DATA SUPPLIED:
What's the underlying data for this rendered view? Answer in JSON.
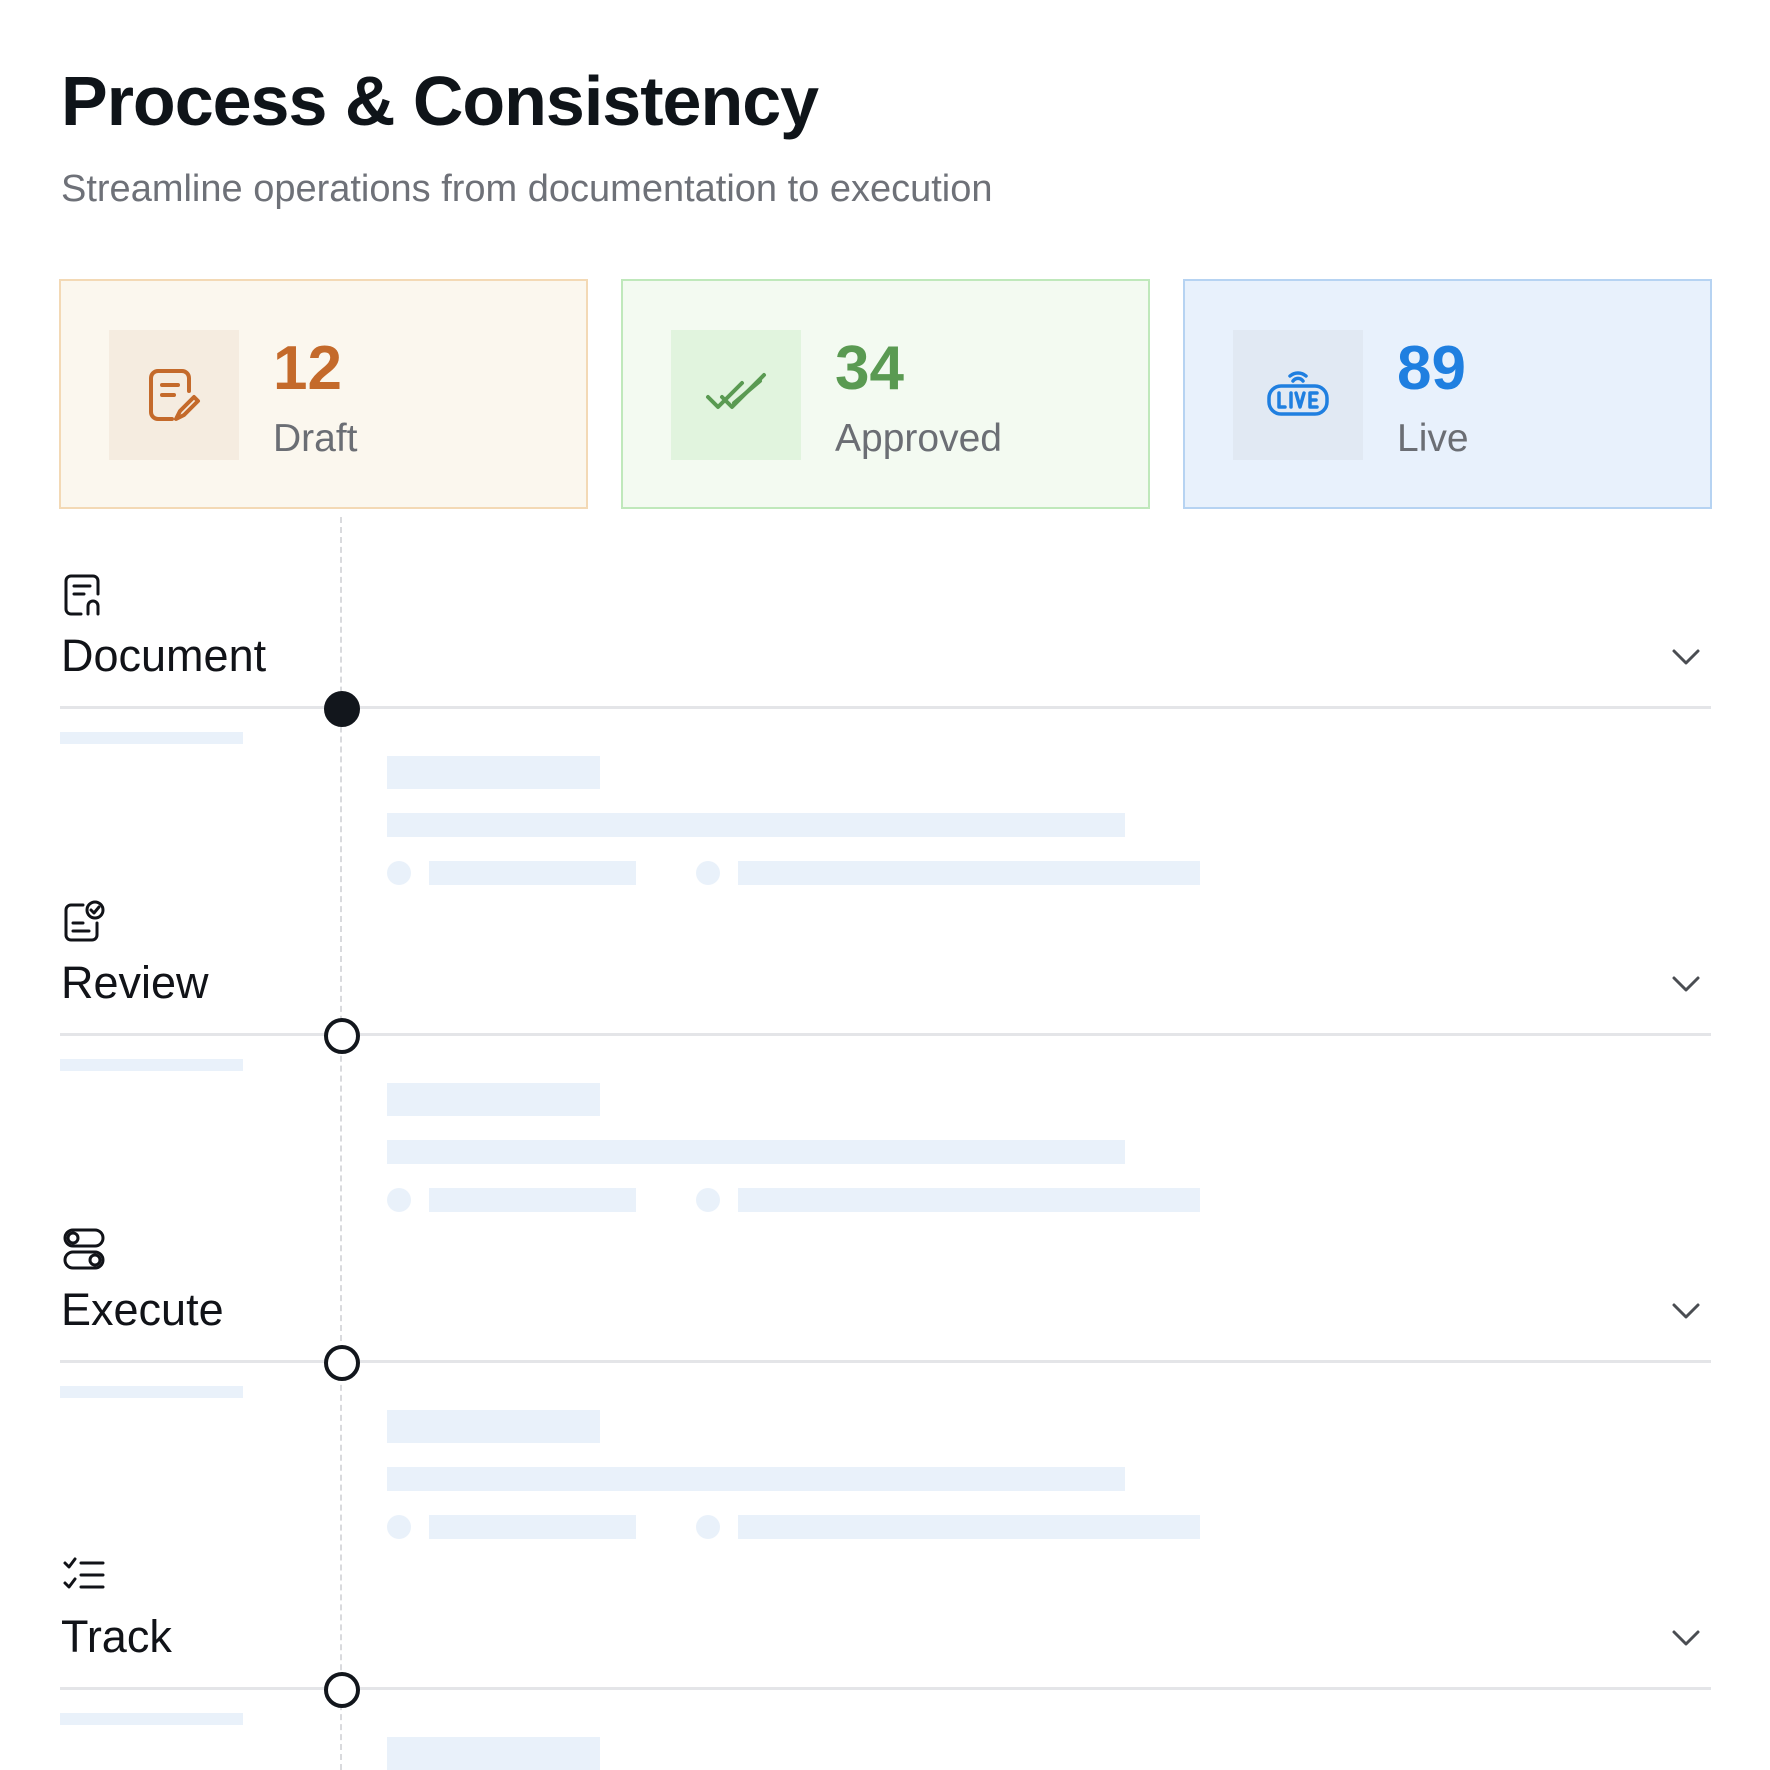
{
  "header": {
    "title": "Process & Consistency",
    "subtitle": "Streamline operations from documentation to execution"
  },
  "stats": [
    {
      "value": "12",
      "label": "Draft",
      "icon": "draft-edit-icon",
      "accent": "#c46a2b",
      "bg": "#fbf7ee",
      "border": "#f3d9b5",
      "icon_bg": "#f5ece0"
    },
    {
      "value": "34",
      "label": "Approved",
      "icon": "double-check-icon",
      "accent": "#5a9a52",
      "bg": "#f3faf1",
      "border": "#bfe8bb",
      "icon_bg": "#e1f4de"
    },
    {
      "value": "89",
      "label": "Live",
      "icon": "live-broadcast-icon",
      "accent": "#1f7fe0",
      "bg": "#e8f1fc",
      "border": "#b6d3f2",
      "icon_bg": "#e1e9f3"
    }
  ],
  "steps": [
    {
      "title": "Document",
      "icon": "document-icon",
      "state": "active"
    },
    {
      "title": "Review",
      "icon": "review-checklist-icon",
      "state": "inactive"
    },
    {
      "title": "Execute",
      "icon": "toggle-switches-icon",
      "state": "inactive"
    },
    {
      "title": "Track",
      "icon": "checklist-icon",
      "state": "inactive"
    }
  ],
  "icons": {
    "chevron": "chevron-down-icon"
  },
  "colors": {
    "skeleton": "#e9f1fa",
    "divider": "#e4e5e8",
    "text": "#111318",
    "muted": "#6e7178"
  }
}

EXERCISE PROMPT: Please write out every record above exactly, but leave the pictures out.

WRITTEN ANSWER:
What's the underlying data for this rendered view? Answer in JSON.
{
  "header": {
    "title": "Process & Consistency",
    "subtitle": "Streamline operations from documentation to execution"
  },
  "stats": [
    {
      "value": "12",
      "label": "Draft",
      "icon": "draft-edit-icon",
      "accent": "#c46a2b",
      "bg": "#fbf7ee",
      "border": "#f3d9b5",
      "icon_bg": "#f5ece0"
    },
    {
      "value": "34",
      "label": "Approved",
      "icon": "double-check-icon",
      "accent": "#5a9a52",
      "bg": "#f3faf1",
      "border": "#bfe8bb",
      "icon_bg": "#e1f4de"
    },
    {
      "value": "89",
      "label": "Live",
      "icon": "live-broadcast-icon",
      "accent": "#1f7fe0",
      "bg": "#e8f1fc",
      "border": "#b6d3f2",
      "icon_bg": "#e1e9f3"
    }
  ],
  "steps": [
    {
      "title": "Document",
      "icon": "document-icon",
      "state": "active"
    },
    {
      "title": "Review",
      "icon": "review-checklist-icon",
      "state": "inactive"
    },
    {
      "title": "Execute",
      "icon": "toggle-switches-icon",
      "state": "inactive"
    },
    {
      "title": "Track",
      "icon": "checklist-icon",
      "state": "inactive"
    }
  ],
  "icons": {
    "chevron": "chevron-down-icon"
  },
  "colors": {
    "skeleton": "#e9f1fa",
    "divider": "#e4e5e8",
    "text": "#111318",
    "muted": "#6e7178"
  }
}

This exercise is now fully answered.